You can try this a few times, but be careful not to over-exert yourself. While it may feel a bit strange at first, lion’s breath is a great way to let go of your inhibitions and shake off any self-consciousness you may have in other parts of your life. It can also help invoke a sense of pride and bravery within you. It’s also pretty fun if you let it be!

4) Breath of Fire

If you’re feeling tired in the morning or having trouble getting energized during the day, breath of fire, or kapalabhati, is a great breathing technique to try. It’s revitalizing, and is thought to help ease congestion. Its practitioners also say it can help with digestion, so give it a try next time you’re feeling bloated after a big meal. Unlike the previous techniques we mentioned, it’s important not to try kapalabhati if you’re feeling stressed or anxious, as its rapid-breathing technique might make the problem worse. To try it:

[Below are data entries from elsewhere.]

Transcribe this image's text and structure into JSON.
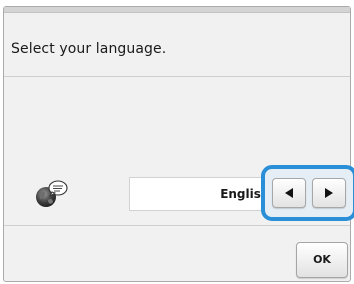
{
  "prompt": {
    "text": "Select your language."
  },
  "language": {
    "icon": "globe-speech-icon",
    "current": "Englisl"
  },
  "arrows": {
    "prev_icon": "left-triangle-icon",
    "next_icon": "right-triangle-icon",
    "highlight_color": "#2b8fd8"
  },
  "ok_button": {
    "label": "OK"
  }
}
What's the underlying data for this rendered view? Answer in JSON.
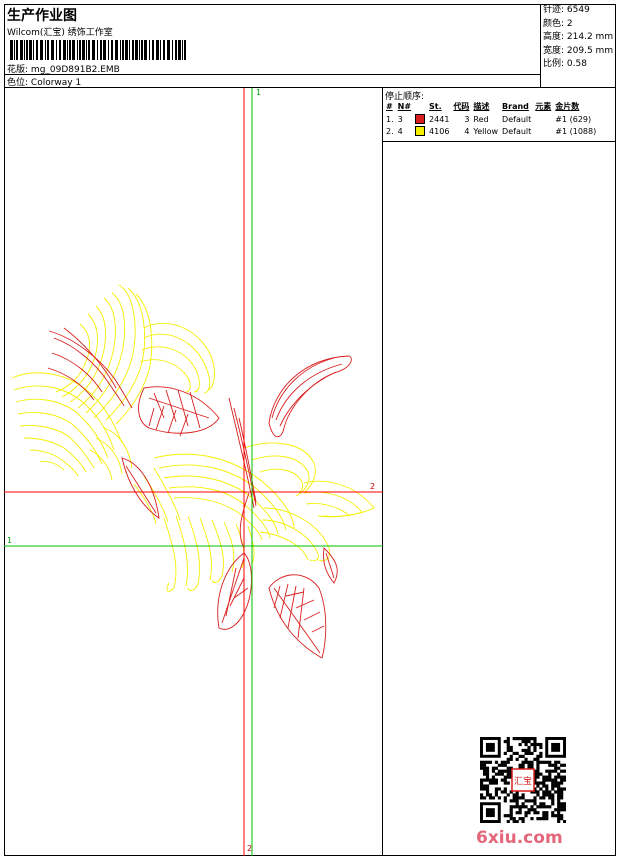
{
  "header": {
    "title": "生产作业图",
    "subtitle": "Wilcom(汇宝) 绣饰工作室",
    "design_label": "花版:",
    "design_file": "mg_09D891B2.EMB",
    "colorway_label": "色位:",
    "colorway": "Colorway 1"
  },
  "stats": [
    {
      "label": "针迹:",
      "value": "6549"
    },
    {
      "label": "颜色:",
      "value": "2"
    },
    {
      "label": "高度:",
      "value": "214.2 mm"
    },
    {
      "label": "宽度:",
      "value": "209.5 mm"
    },
    {
      "label": "比例:",
      "value": "0.58"
    }
  ],
  "stop_sequence": {
    "label": "停止顺序:",
    "columns": [
      "#",
      "N#",
      "St.",
      "代码",
      "描述",
      "Brand",
      "元素",
      "金片数"
    ],
    "rows": [
      {
        "num": "1.",
        "n": "3",
        "color": "#d81e1e",
        "st": "2441",
        "code": "3",
        "desc": "Red",
        "brand": "Default",
        "elem": "",
        "seq": "#1 (629)"
      },
      {
        "num": "2.",
        "n": "4",
        "color": "#f4f000",
        "st": "4106",
        "code": "4",
        "desc": "Yellow",
        "brand": "Default",
        "elem": "",
        "seq": "#1 (1088)"
      }
    ]
  },
  "axes": {
    "top_label": "1",
    "right_label": "2",
    "left_label": "1",
    "bottom_label": "2"
  },
  "colors": {
    "thread_red": "#d81e1e",
    "thread_yellow": "#f4f000",
    "axis_red": "#ff0000",
    "axis_green": "#00c000"
  },
  "watermark": "6xiu.com",
  "qr_stamp": "汇宝"
}
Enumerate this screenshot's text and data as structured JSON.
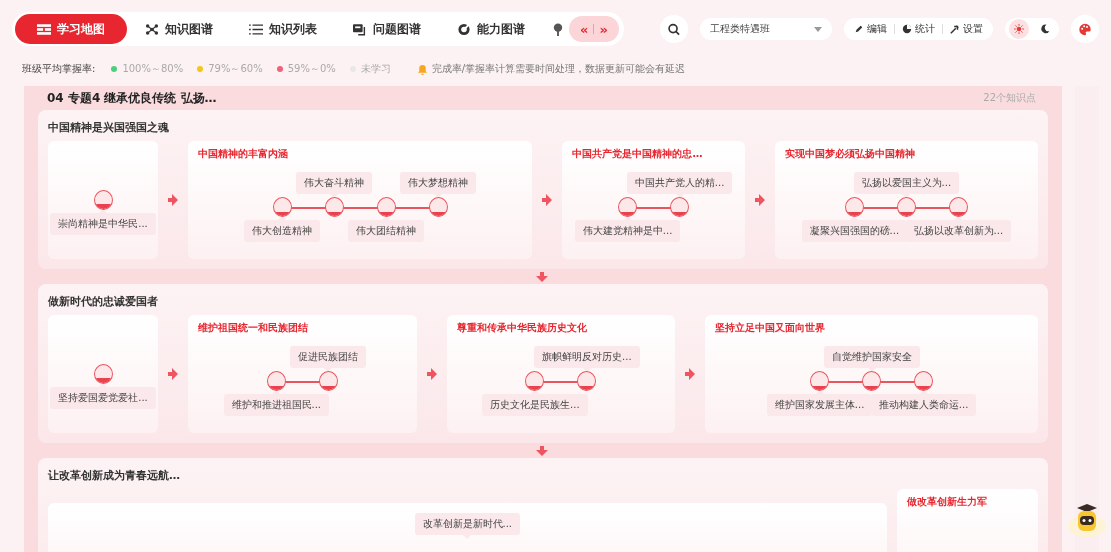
{
  "tabs": [
    {
      "label": "学习地图",
      "selected": true
    },
    {
      "label": "知识图谱",
      "selected": false
    },
    {
      "label": "知识列表",
      "selected": false
    },
    {
      "label": "问题图谱",
      "selected": false
    },
    {
      "label": "能力图谱",
      "selected": false
    }
  ],
  "scroll_buttons": [
    "«",
    "»"
  ],
  "class_select": {
    "value": "工程类特遇班"
  },
  "tools": [
    {
      "label": "编辑"
    },
    {
      "label": "统计"
    },
    {
      "label": "设置"
    }
  ],
  "theme": [
    {
      "kind": "sun",
      "selected": true
    },
    {
      "kind": "moon",
      "selected": false
    }
  ],
  "legend": {
    "label": "班级平均掌握率:",
    "items": [
      {
        "label": "100%～80%",
        "color": "#4cd07d"
      },
      {
        "label": "79%～60%",
        "color": "#f5c518"
      },
      {
        "label": "59%～0%",
        "color": "#f06277"
      },
      {
        "label": "未学习",
        "color": "#e8e8e8"
      }
    ]
  },
  "notice": "完成率/掌握率计算需要时间处理，数据更新可能会有延迟",
  "topic": {
    "title": "04 专题4 继承优良传统 弘扬…",
    "count": "22个知识点",
    "sections": [
      {
        "title": "中国精神是兴国强国之魂",
        "cards": [
          {
            "nodes": [
              {
                "label": "崇尚精神是中华民...",
                "level": 0.3,
                "label_above": false
              }
            ]
          },
          {
            "title": "中国精神的丰富内涵",
            "nodes": [
              {
                "label": "伟大创造精神",
                "level": 0.25,
                "label_above": false
              },
              {
                "label": "伟大奋斗精神",
                "level": 0.25,
                "label_above": true
              },
              {
                "label": "伟大团结精神",
                "level": 0.25,
                "label_above": false
              },
              {
                "label": "伟大梦想精神",
                "level": 0.25,
                "label_above": true
              }
            ]
          },
          {
            "title": "中国共产党是中国精神的忠…",
            "nodes": [
              {
                "label": "伟大建党精神是中...",
                "level": 0.25,
                "label_above": false
              },
              {
                "label": "中国共产党人的精...",
                "level": 0.25,
                "label_above": true
              }
            ]
          },
          {
            "title": "实现中国梦必须弘扬中国精神",
            "nodes": [
              {
                "label": "凝聚兴国强国的磅...",
                "level": 0.25,
                "label_above": false
              },
              {
                "label": "弘扬以爱国主义为...",
                "level": 0.25,
                "label_above": true
              },
              {
                "label": "弘扬以改革创新为...",
                "level": 0.25,
                "label_above": false
              }
            ]
          }
        ]
      },
      {
        "title": "做新时代的忠诚爱国者",
        "cards": [
          {
            "nodes": [
              {
                "label": "坚持爱国爱党爱社...",
                "level": 0.3,
                "label_above": false
              }
            ]
          },
          {
            "title": "维护祖国统一和民族团结",
            "nodes": [
              {
                "label": "维护和推进祖国民...",
                "level": 0.25,
                "label_above": false
              },
              {
                "label": "促进民族团结",
                "level": 0.25,
                "label_above": true
              }
            ]
          },
          {
            "title": "尊重和传承中华民族历史文化",
            "nodes": [
              {
                "label": "历史文化是民族生...",
                "level": 0.25,
                "label_above": false
              },
              {
                "label": "旗帜鲜明反对历史...",
                "level": 0.25,
                "label_above": true
              }
            ]
          },
          {
            "title": "坚持立足中国又面向世界",
            "nodes": [
              {
                "label": "维护国家发展主体...",
                "level": 0.25,
                "label_above": false
              },
              {
                "label": "自觉维护国家安全",
                "level": 0.25,
                "label_above": true
              },
              {
                "label": "推动构建人类命运...",
                "level": 0.25,
                "label_above": false
              }
            ]
          }
        ]
      },
      {
        "title": "让改革创新成为青春远航…",
        "cards": [
          {
            "nodes": [
              {
                "label": "改革创新是新时代...",
                "label_above": true
              }
            ]
          },
          {
            "title": "做改革创新生力军"
          }
        ]
      }
    ]
  }
}
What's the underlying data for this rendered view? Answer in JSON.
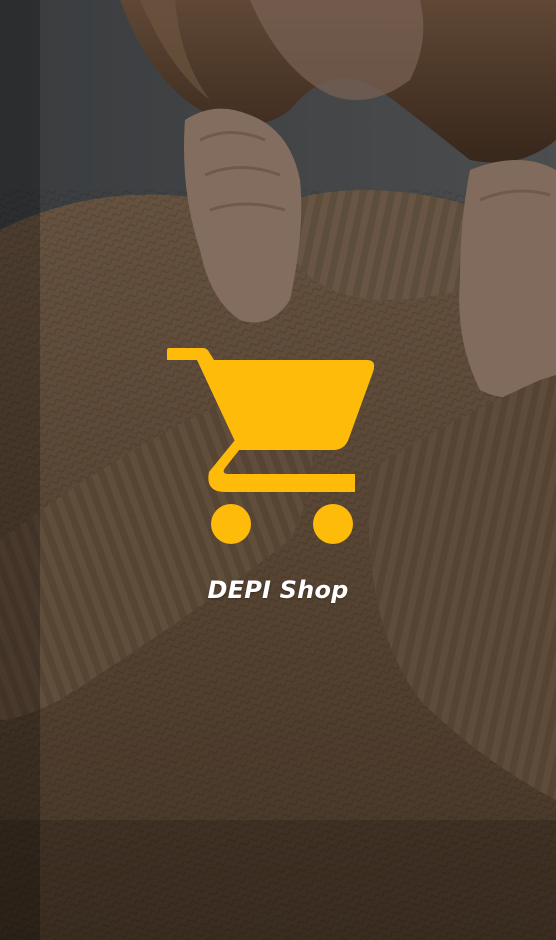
{
  "app": {
    "name": "DEPI Shop"
  },
  "logo": {
    "icon": "shopping-cart-icon",
    "color": "#FFBB0A"
  },
  "background": {
    "scrim_color": "#000000",
    "scrim_opacity": 0.38
  }
}
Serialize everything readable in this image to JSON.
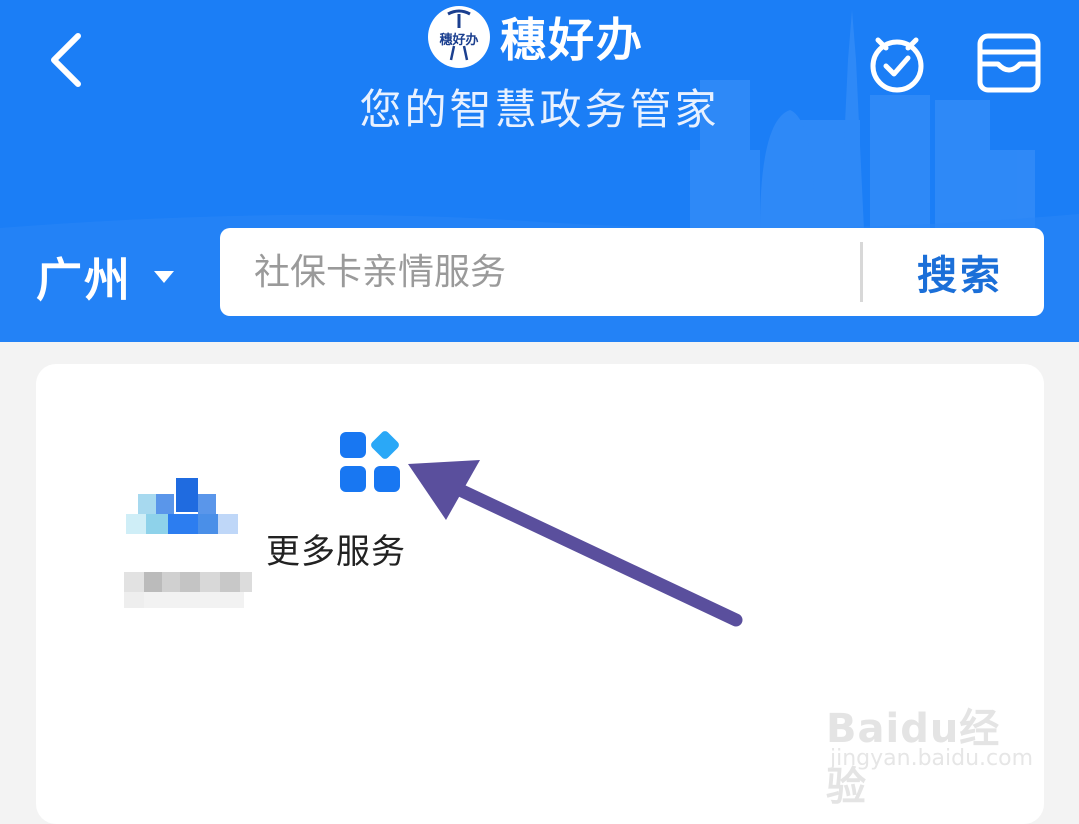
{
  "header": {
    "app_name": "穗好办",
    "logo_text": "穗好办",
    "subtitle": "您的智慧政务管家",
    "accent_color": "#1b7ef6",
    "back_icon": "chevron-left-icon",
    "timer_icon": "timer-check-icon",
    "wallet_icon": "wallet-icon"
  },
  "location": {
    "city": "广州"
  },
  "search": {
    "placeholder": "社保卡亲情服务",
    "value": "",
    "button_label": "搜索"
  },
  "services": {
    "items": [
      {
        "label": "",
        "icon": "blurred-service-icon",
        "blurred": true
      },
      {
        "label": "更多服务",
        "icon": "grid-apps-icon"
      }
    ]
  },
  "annotation": {
    "arrow_color": "#5a4f9d"
  },
  "watermark": {
    "main": "Baidu经验",
    "sub": "jingyan.baidu.com"
  }
}
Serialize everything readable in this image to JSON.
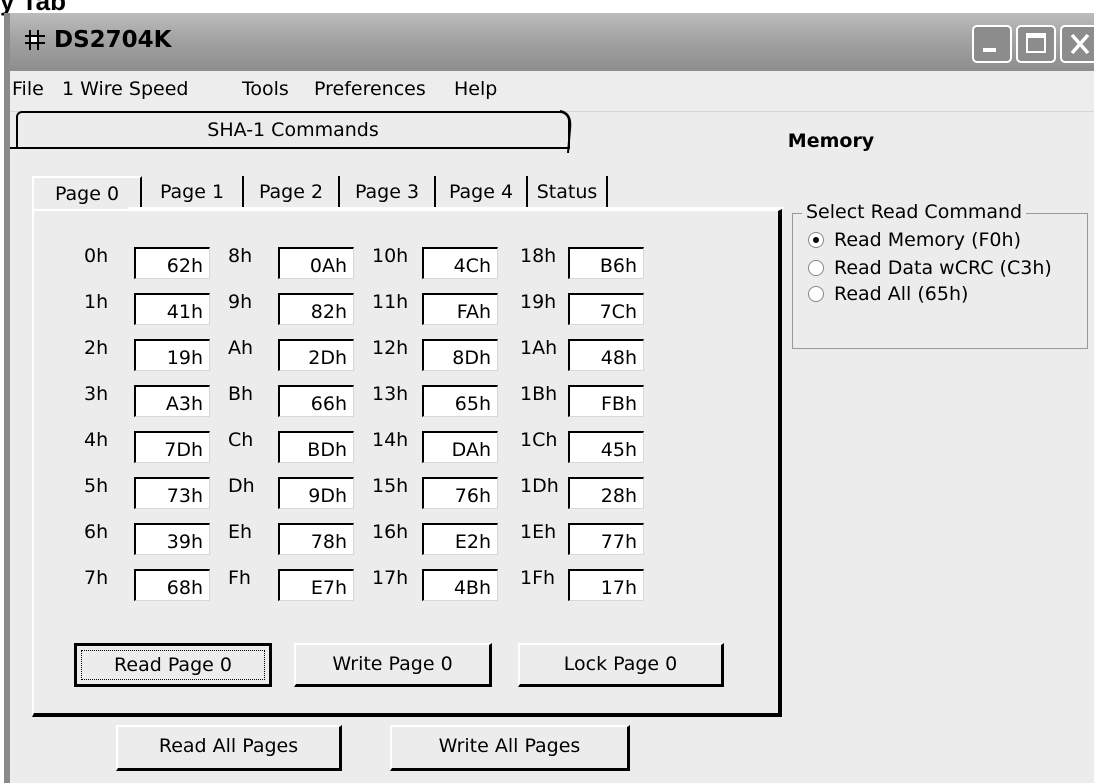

  • Sit comfortably in an upright position and rest your hands on your lower belly
  • Before you begin, take a deep breath in through your nose and out through your mouth
  • Take a deep breath in through your nose, imagining your breath travelling down into your belly, allowing it to expand
  • In a quick motion, exhale rapidly and forcefully outward
  • The exhalation is short and quick, but very active, while the inhalation is short and passive, meaning your exhalations should be more forceful
  • Your stomach should move rapidly with your breath

Breath of fire can feel almost like hyperventilating if performed incorrectly, but when performed properly it is a controlled form of breathing. One analogy is that it should sound like a bike pump pumping up a tire. It’s also a great way to warm up your body and mind when you’re feeling chilly.

Breathing can be transformative

While Yoga isn’t for everyone, you don’t need to perform downward dog or child’s pose to add pranayama breathing techniques into your daily routine. It’s no exaggeration that these techniques can help change your outlook, your well-being, and your physical health if performed correctly and practiced routinely. Most of them can be performed sitting at or next to your desk, and require only a couple of minutes out of your day. Give breathing a chance, and who knows how it could change your life. If you don’t believe us, check out this video:


Leave a Reply